- make an effort to tell providers when they are being disrespectful about their eating or weight and seek providers who will treat them with compassion and acknowledge the difficulty of their struggles.
- let providers know what works for them regarding improving their eating and what does not.
What are some goals providers can incorporate into their practice that will change their office “climate”?
- Use terminology of high/higher weight rather than overweight or ask patients what terminology they prefer.
- Ask patients if they wish to know their weight when they’re weighed.
- Focus on self-care, wellness, and patient well-being rather than weight and weight-loss.
- Make sure office and waiting room chairs can comfortably accommodate higher weight patients.
- Make sure hospital gowns are large enough to comfortably fit higher weight patients.
- Provide all staff with sensitivity training about fat bias, weight stigma, and the suffering endured by people who have experienced the frustration and heartbreak of dysregulated eating, chronic dieting, and weight re-gain.
- Make sure that they and their staff are not projecting their shame about struggling with unhealthy or stress eating or weight concerns onto their patients, and that their own issues with food and weight are not interfering with patient care.
- Talk frankly with colleagues about their frustrations of dealing with dysregulated eaters and higher weight patients and about which treatment strategies are effective and which are not.
Disclaimer: Please note that this article is intended for informational and educational purposes only. It is not intended as a substitute for the medical or psychological assessment, advice and individualized care from your personal health care provider or mental health professional. Please consult with your personal health care professional regarding your individual situation and concerns. For health care providers, the information contained herein may not be applicable or appropriate for every patient. Paige O’Mahoney, M.D., Karen R. Koenig, M.Ed., LCSW, and Deliberate Life Wellness LLC specifically disclaim any and all liability arising directly or indirectly from the use of any information or products contained in these materials.
About the authors:
Karen R. Koenig, M.Ed., LCSW, is a psychotherapist, blogger, health educator, and international author of seven popular books on eating and weight. Her 30 years of practice in Boston, then Sarasota, have focused on the psychology of eating—the how and why, not the what of it. Visit her website at http://www.karenrkoenig.com to learn more about her and to sign up for her twice weekly blogs.

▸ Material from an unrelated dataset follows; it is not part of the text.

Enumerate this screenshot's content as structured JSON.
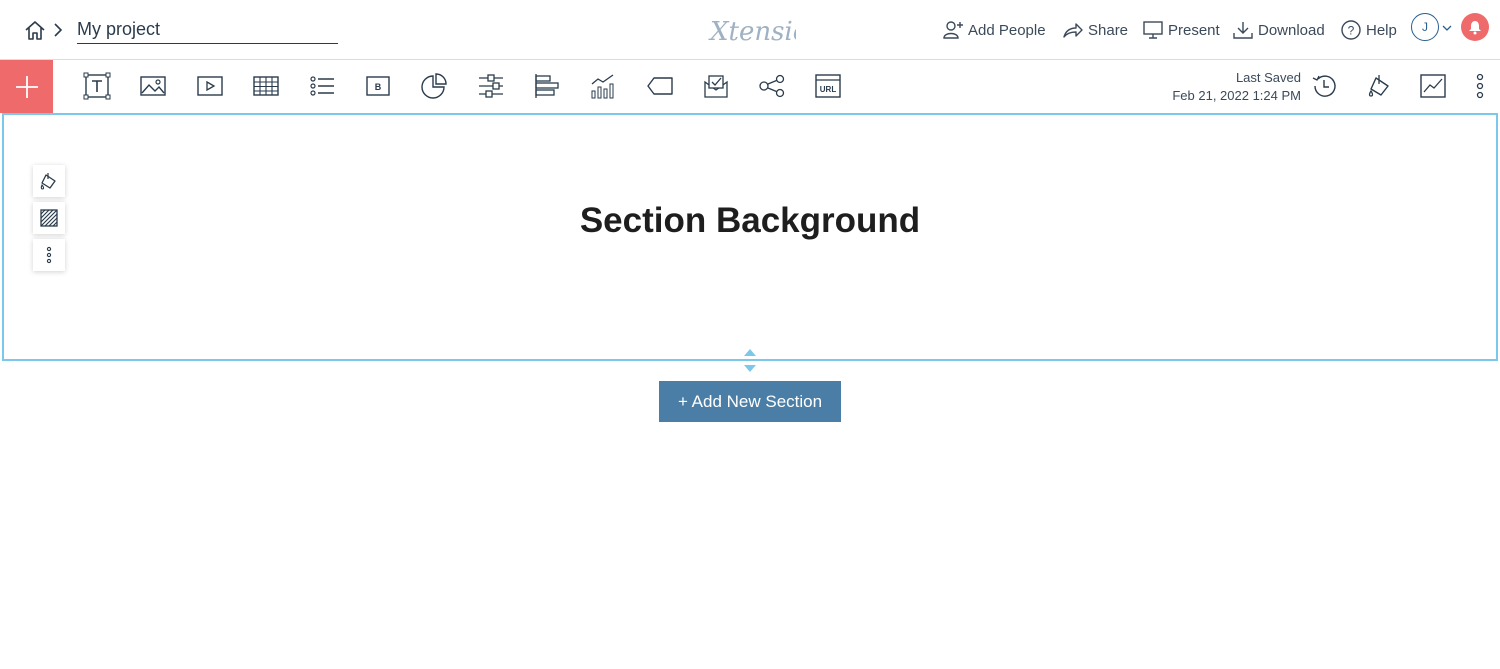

Paige O’Mahoney, M.D., CHWC, is a health and wellness coach, certified Intuitive Eating counselor, retired pediatrician, author and foodie. She is the co-author, with Karen R. Koenig, M.Ed., LCSW, of the award-winning book, Helping Patients Outsmart Overeating: Psychological Strategies for Doctors and Health Care Providers. Information about her coaching practice and educational offerings may be found at www.deliberatelifewellness.com.